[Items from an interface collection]
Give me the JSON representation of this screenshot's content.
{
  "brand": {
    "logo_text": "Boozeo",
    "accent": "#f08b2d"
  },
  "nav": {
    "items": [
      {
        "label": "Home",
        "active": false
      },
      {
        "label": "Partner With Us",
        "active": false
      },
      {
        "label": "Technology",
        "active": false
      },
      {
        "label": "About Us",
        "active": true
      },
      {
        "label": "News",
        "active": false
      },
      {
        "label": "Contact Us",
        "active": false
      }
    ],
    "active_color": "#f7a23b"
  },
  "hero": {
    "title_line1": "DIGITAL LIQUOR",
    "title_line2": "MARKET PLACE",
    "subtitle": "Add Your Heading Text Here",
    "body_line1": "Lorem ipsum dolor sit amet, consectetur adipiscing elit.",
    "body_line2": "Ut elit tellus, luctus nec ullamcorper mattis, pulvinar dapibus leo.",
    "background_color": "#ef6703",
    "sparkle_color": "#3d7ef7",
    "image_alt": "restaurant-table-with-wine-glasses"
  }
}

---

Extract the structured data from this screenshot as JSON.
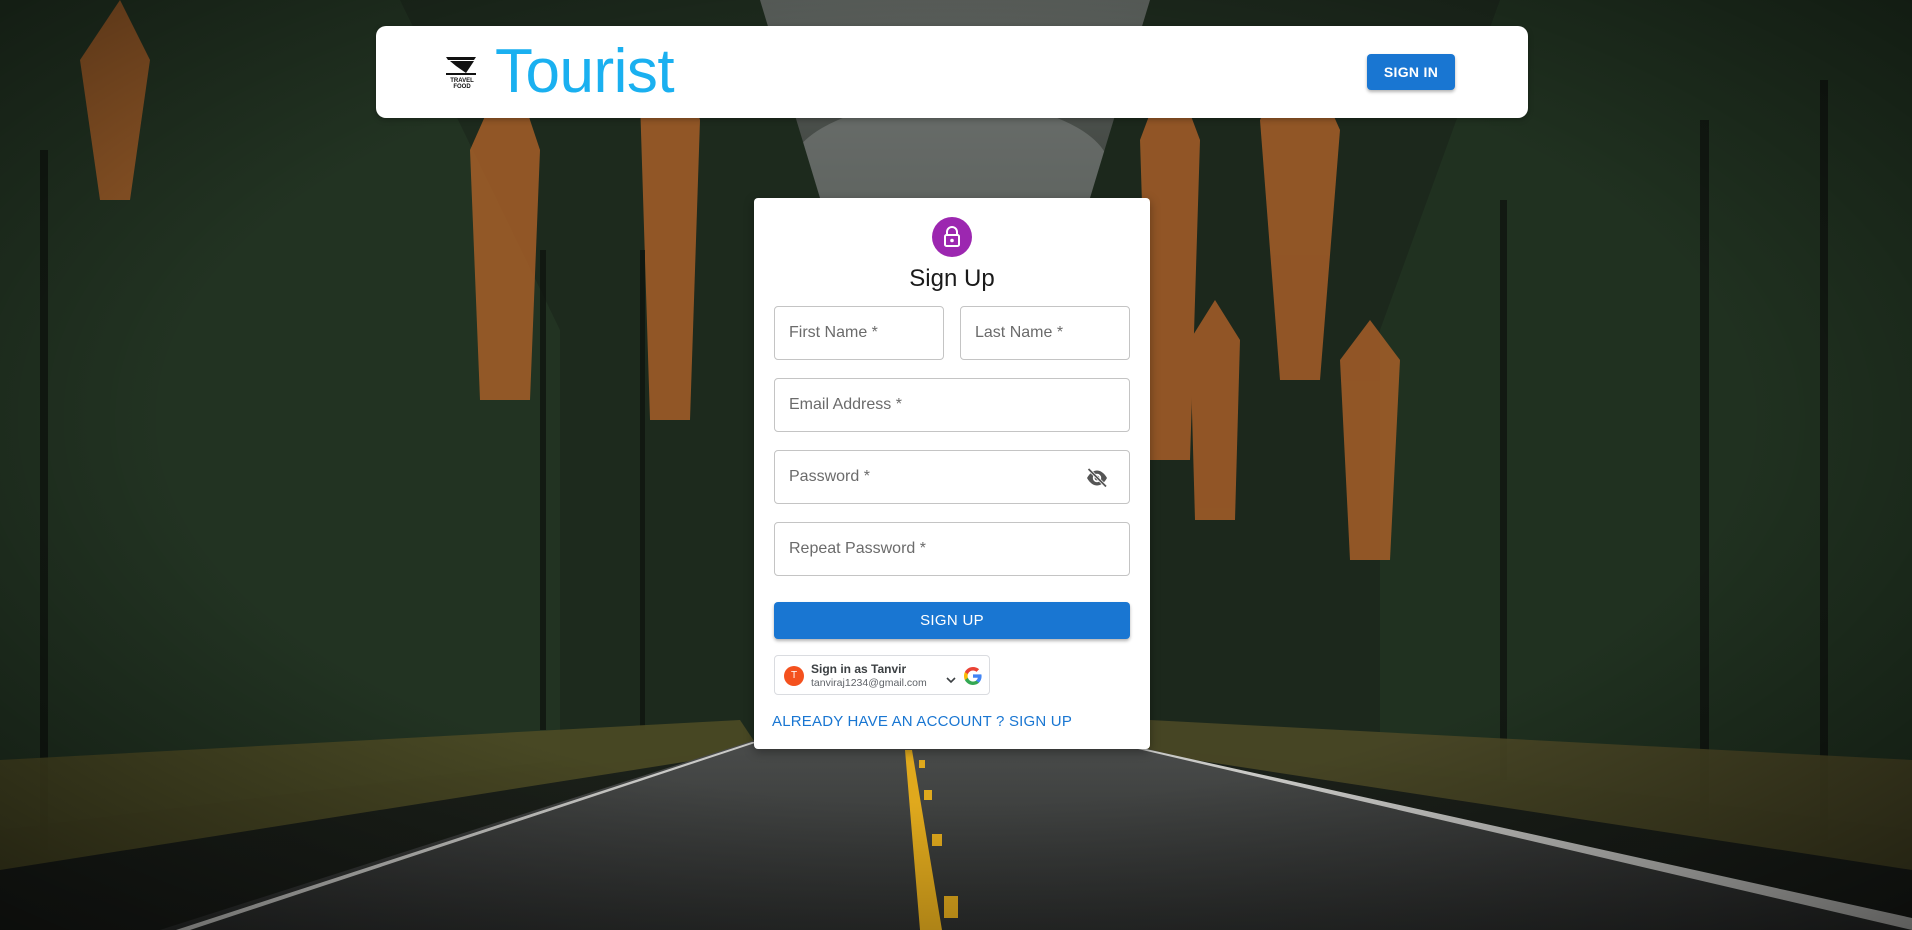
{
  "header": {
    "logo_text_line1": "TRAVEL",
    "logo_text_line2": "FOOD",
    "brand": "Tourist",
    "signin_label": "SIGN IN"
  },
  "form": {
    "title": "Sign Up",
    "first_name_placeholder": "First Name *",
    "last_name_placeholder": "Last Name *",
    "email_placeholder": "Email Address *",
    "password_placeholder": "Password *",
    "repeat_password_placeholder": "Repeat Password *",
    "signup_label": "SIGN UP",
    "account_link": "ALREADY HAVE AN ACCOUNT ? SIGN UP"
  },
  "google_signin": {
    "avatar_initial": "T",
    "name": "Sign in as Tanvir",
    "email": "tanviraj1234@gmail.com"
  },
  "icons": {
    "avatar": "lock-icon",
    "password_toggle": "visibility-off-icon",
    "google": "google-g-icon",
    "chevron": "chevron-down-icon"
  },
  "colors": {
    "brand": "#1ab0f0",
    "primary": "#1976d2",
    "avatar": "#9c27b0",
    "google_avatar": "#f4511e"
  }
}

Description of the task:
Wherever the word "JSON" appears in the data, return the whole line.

Final answer:
Give me the JSON representation of this screenshot's content.
Extract the structured data from this screenshot as JSON.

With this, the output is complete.